Initially, the stadium was owned by a consortium made up of Kirklees Metropolitan Council, Huddersfield Town A.F.C. and Huddersfield Giants in a 40:40:20 proportion. Following the purchase of Huddersfield Town A.F.C. from the administrators in 2003, Ken Davy became chairman of both sports clubs, which were owned by companies he controls, Sporting Pride.[11] The present ownership of the stadium is Kirklees Metropolitan Council 40%, Huddersfield Town FC 40%, and Huddersfield Giants 20%. The current Managing director of the stadium company is Gareth Davis[12] who succeeded Ralph Rimmer in 2010. On 24 December 2009, Huddersfield Town announced that 40% of the shares owned by Huddersfield Sporting Pride would be transferred to the football club, owned by current chairman Dean Hoyle, but the deal was delayed due to a rent dispute between Davy and Hoyle. The deal was finally completed on 3 September 2013.[13]

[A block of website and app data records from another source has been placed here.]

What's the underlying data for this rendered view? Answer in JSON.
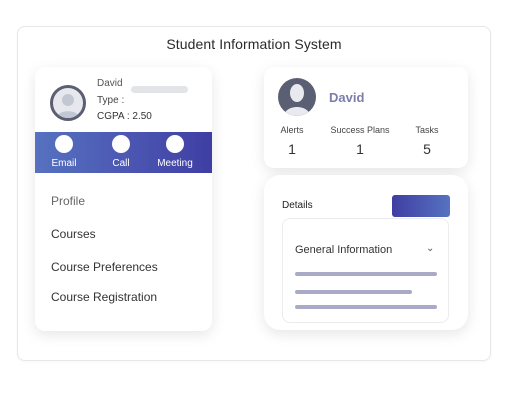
{
  "app": {
    "title": "Student Information System"
  },
  "profile": {
    "name": "David",
    "type_label": "Type :",
    "cgpa_label": "CGPA : 2.50"
  },
  "actions": [
    {
      "label": "Email",
      "icon": "email-icon"
    },
    {
      "label": "Call",
      "icon": "call-icon"
    },
    {
      "label": "Meeting",
      "icon": "meeting-icon"
    }
  ],
  "menu": [
    {
      "label": "Profile"
    },
    {
      "label": "Courses"
    },
    {
      "label": "Course Preferences"
    },
    {
      "label": "Course Registration"
    }
  ],
  "summary": {
    "name": "David",
    "stats": [
      {
        "label": "Alerts",
        "value": "1"
      },
      {
        "label": "Success Plans",
        "value": "1"
      },
      {
        "label": "Tasks",
        "value": "5"
      }
    ]
  },
  "details": {
    "label": "Details",
    "section": "General Information"
  },
  "colors": {
    "accent_start": "#5672c0",
    "accent_end": "#3f3ea3",
    "avatar_dark": "#5b5f73",
    "placeholder_line": "#a9aac7",
    "summary_name": "#7a7ea8"
  }
}
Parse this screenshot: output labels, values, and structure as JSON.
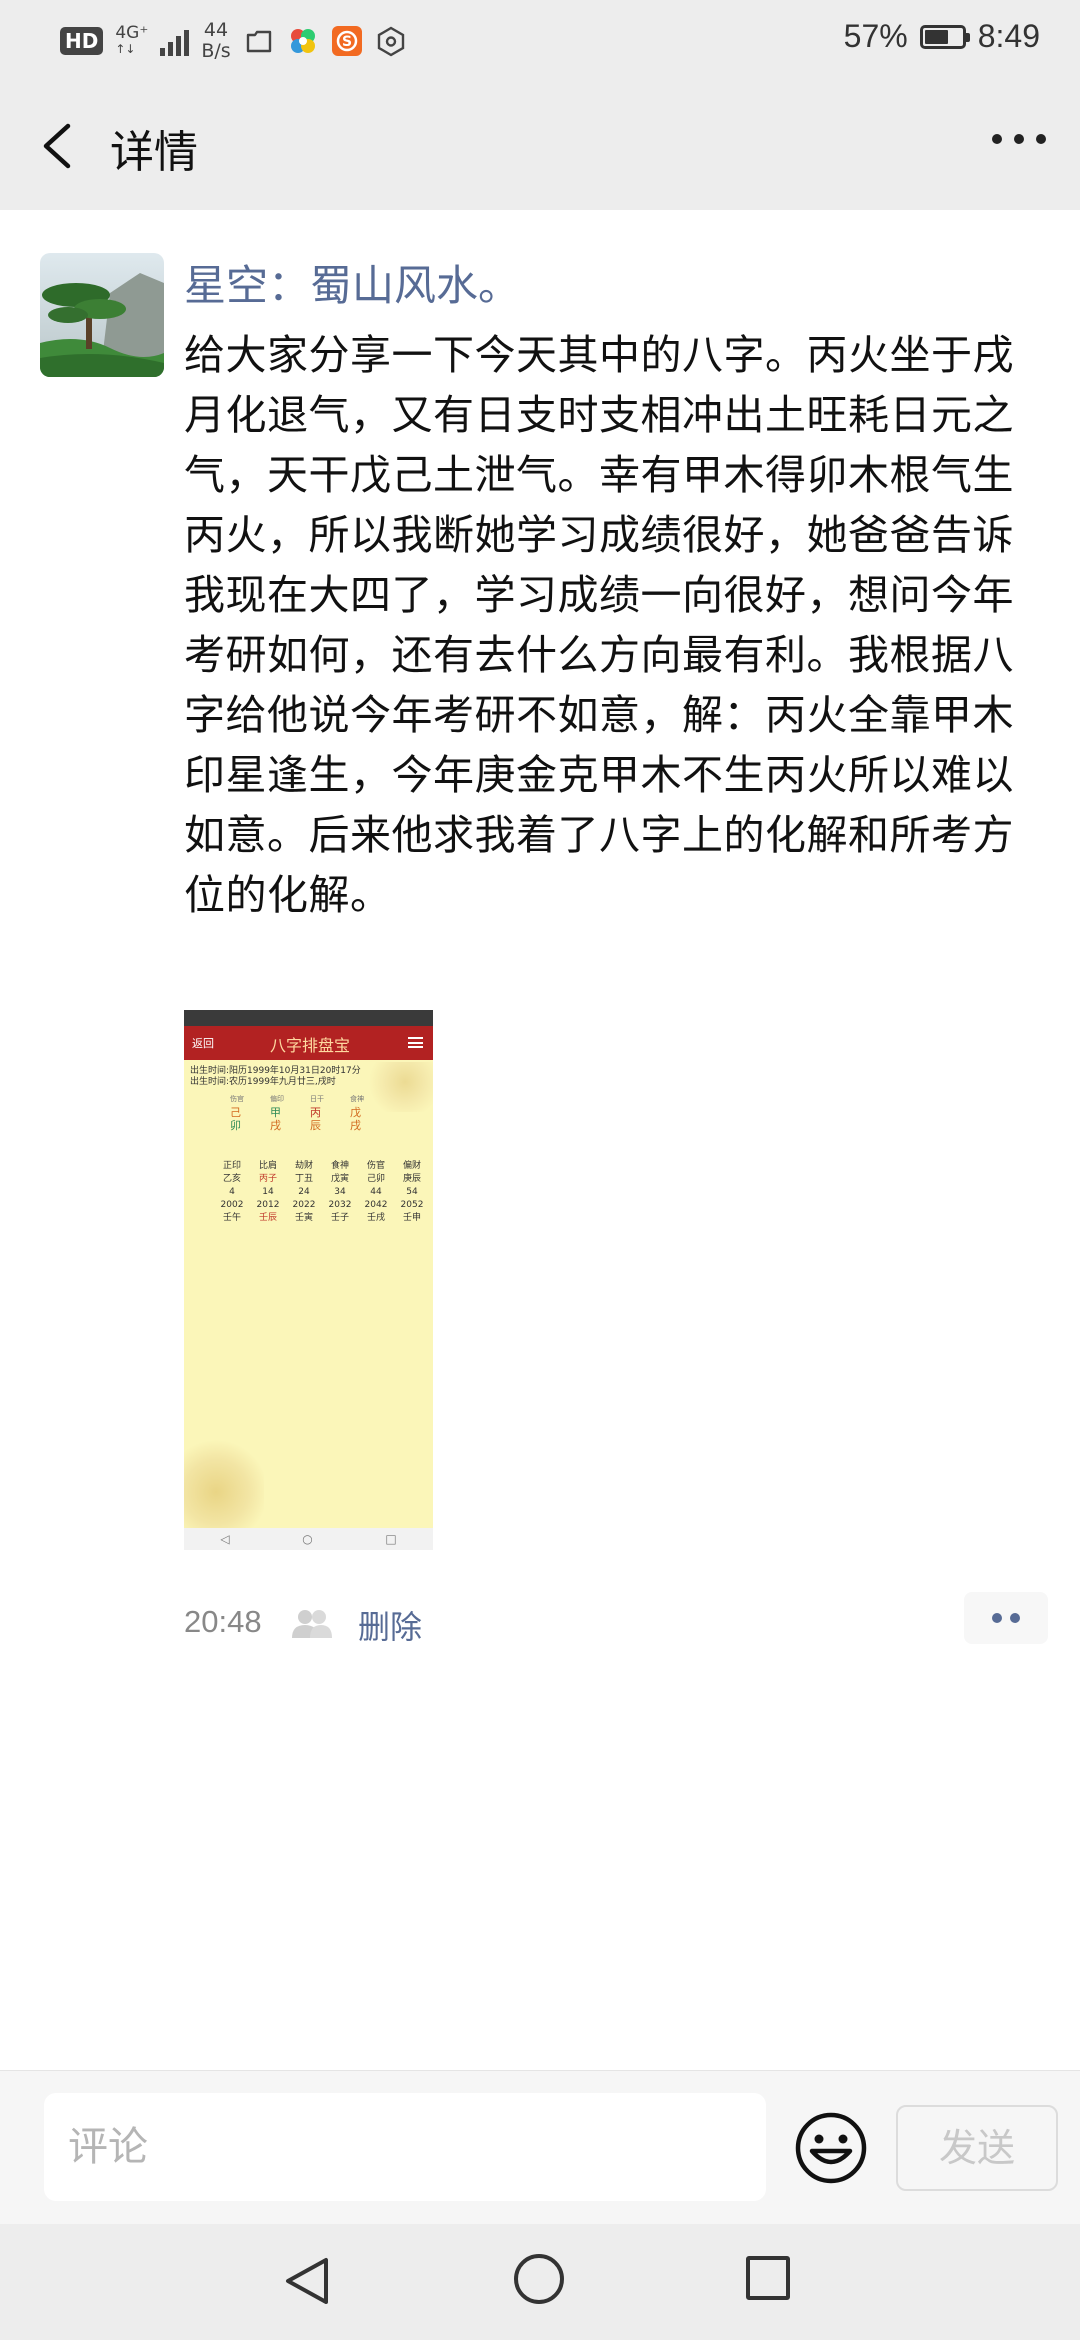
{
  "status_bar": {
    "hd": "HD",
    "network": "4G⁺",
    "network_sub": "↑↓",
    "speed_value": "44",
    "speed_unit": "B/s",
    "battery_percent": "57%",
    "battery_level": 0.57,
    "time": "8:49",
    "app_icons": [
      "folder-icon",
      "colorful-app-icon",
      "s-app-icon",
      "hexagon-app-icon"
    ]
  },
  "nav": {
    "title": "详情",
    "back_icon": "chevron-left-icon",
    "more_icon": "more-dots-icon"
  },
  "post": {
    "username": "星空：蜀山风水。",
    "text": "给大家分享一下今天其中的八字。丙火坐于戌月化退气，又有日支时支相冲出土旺耗日元之气，天干戊己土泄气。幸有甲木得卯木根气生丙火，所以我断她学习成绩很好，她爸爸告诉我现在大四了，学习成绩一向很好，想问今年考研如何，还有去什么方向最有利。我根据八字给他说今年考研不如意，解：丙火全靠甲木印星逢生，今年庚金克甲木不生丙火所以难以如意。后来他求我着了八字上的化解和所考方位的化解。",
    "time": "20:48",
    "delete_label": "删除",
    "image": {
      "header_back": "返回",
      "header_title": "八字排盘宝",
      "birth_solar": "出生时间:阳历1999年10月31日20时17分",
      "birth_lunar": "出生时间:农历1999年九月廿三,戌时",
      "pillar_gods": [
        "伤官",
        "偏印",
        "日干",
        "食神"
      ],
      "stems": [
        "己",
        "甲",
        "丙",
        "戊"
      ],
      "branches": [
        "卯",
        "戌",
        "辰",
        "戌"
      ],
      "dayun_gods": [
        "正印",
        "比肩",
        "劫财",
        "食神",
        "伤官",
        "偏财"
      ],
      "dayun": [
        "乙亥",
        "丙子",
        "丁丑",
        "戊寅",
        "己卯",
        "庚辰"
      ],
      "dayun_ages": [
        "4",
        "14",
        "24",
        "34",
        "44",
        "54"
      ],
      "dayun_years": [
        "2002",
        "2012",
        "2022",
        "2032",
        "2042",
        "2052"
      ],
      "liunian": [
        "壬午",
        "壬辰",
        "壬寅",
        "壬子",
        "壬戌",
        "壬申"
      ]
    }
  },
  "bottom": {
    "comment_placeholder": "评论",
    "send_label": "发送",
    "emoji_icon": "smiley-icon"
  },
  "system_nav": {
    "back": "triangle-back-icon",
    "home": "circle-home-icon",
    "recent": "square-recent-icon"
  }
}
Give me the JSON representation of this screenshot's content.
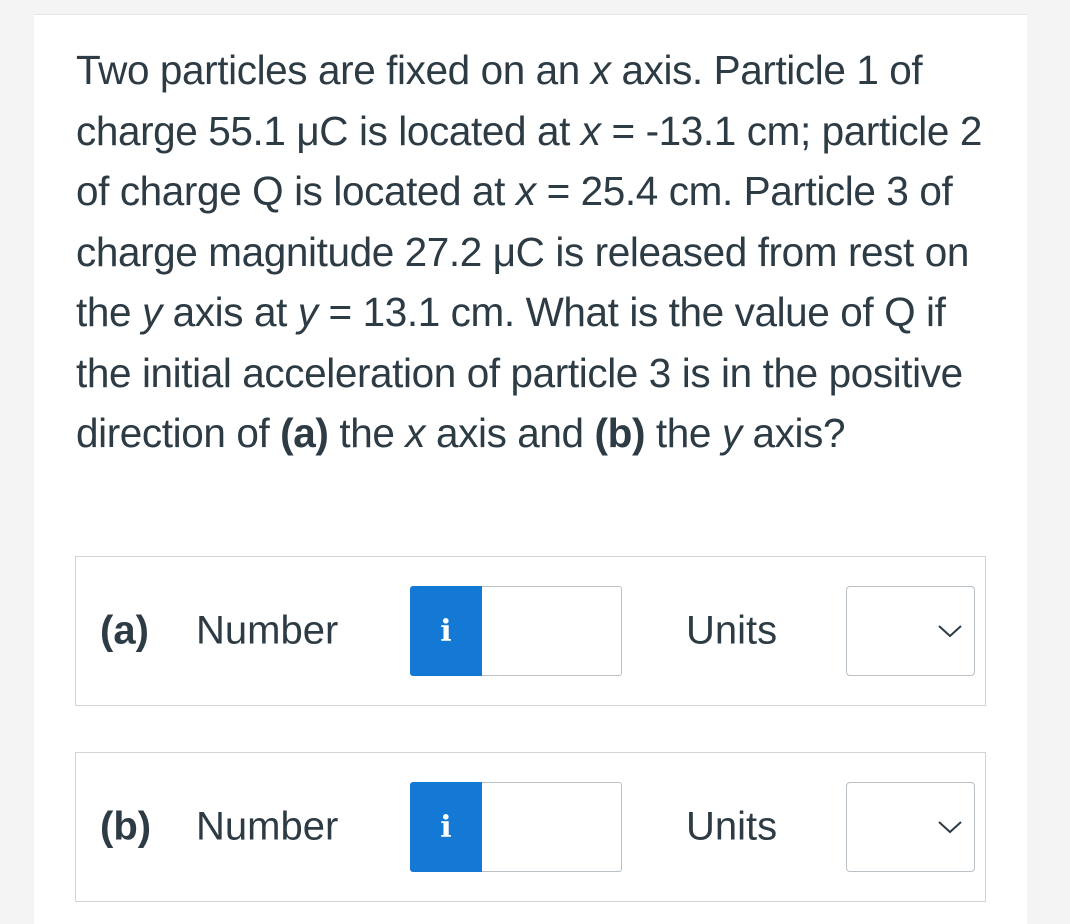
{
  "question": {
    "p1": "Two particles are fixed on an ",
    "v_x1": "x",
    "p2": " axis. Particle 1 of charge 55.1 μC is located at ",
    "v_x2": "x",
    "p3": " = -13.1 cm; particle 2 of charge Q is located at ",
    "v_x3": "x",
    "p4": " = 25.4 cm. Particle 3 of charge magnitude 27.2 μC is released from rest on the ",
    "v_y1": "y",
    "p5": " axis at ",
    "v_y2": "y",
    "p6": " = 13.1 cm. What is the value of Q if the initial acceleration of particle 3 is in the positive direction of ",
    "b_a": "(a)",
    "p7": " the ",
    "v_x4": "x",
    "p8": " axis and ",
    "b_b": "(b)",
    "p9": " the ",
    "v_y3": "y",
    "p10": " axis?"
  },
  "answers": [
    {
      "part_label": "(a)",
      "number_label": "Number",
      "info_icon": "i",
      "number_value": "",
      "units_label": "Units",
      "units_value": ""
    },
    {
      "part_label": "(b)",
      "number_label": "Number",
      "info_icon": "i",
      "number_value": "",
      "units_label": "Units",
      "units_value": ""
    }
  ],
  "colors": {
    "info_button": "#1379d4",
    "text": "#2d3b45",
    "border": "#cfd4d8"
  },
  "icons": {
    "info": "info-icon",
    "dropdown": "chevron-down-icon"
  }
}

From 1994 until 2004 the stadium was known as the Alfred McAlpine Stadium. Alfred McAlpine had been the main construction contractor and its name was part of the payment contract for ten years. The company elected not to renew its sponsorship which was taken up by Galpharm Healthcare, leading to the new name. Individual stands are sponsored by local businesses. On 19 July 2012, it was announced that the brewery firm, Heineken had bought the sponsorship rights for the stadium using their domestic John Smith's Brewery as the beneficiary, and as such the stadium was renamed as The John Smith's Stadium on 1 August as part of a five-year deal. In December 2016, this was extended for a further five years.[14]

Things to do in Huddersfield.

The Rat & Ratchet.

9 Reviews
Photo of savocado

A nice English style pub serving mainly real ale from local microbreweries, especially Ossett. There is also a number of guest beers, that change... Read More

Photo of Raam S.

Another gem in the heart of Huddersfield, the Rat has a splendid selection of beers. They also have their brewery downstairs and do different versions of... Read More

Photo of Hesseh S.

Home of the Rat Brewery an offshoot of Ossett . Plenty of pumps enough to keep you going all night . Beer quality good at reasonable price. Interior a... Read More

The Grove.

14 Reviews
Photo of Simon R.

Amazing selection of craft and cask ales. Very relaxed atmosphere and the staff are friendly. Beer garden even! My favourite pub in Huddersfield. Read More

Photo of Tyler K.

If your into your beer then the grove in huddersfield is a must go. They have something like 18 different hand pulls and 7 to 8 keg beers on at any given... Read More

Photo of Hesseh S.

Who would have thought that heaven is a backstreet pub in Huddersfield . I cannot think of a pub with a finer selection of real ales . Read More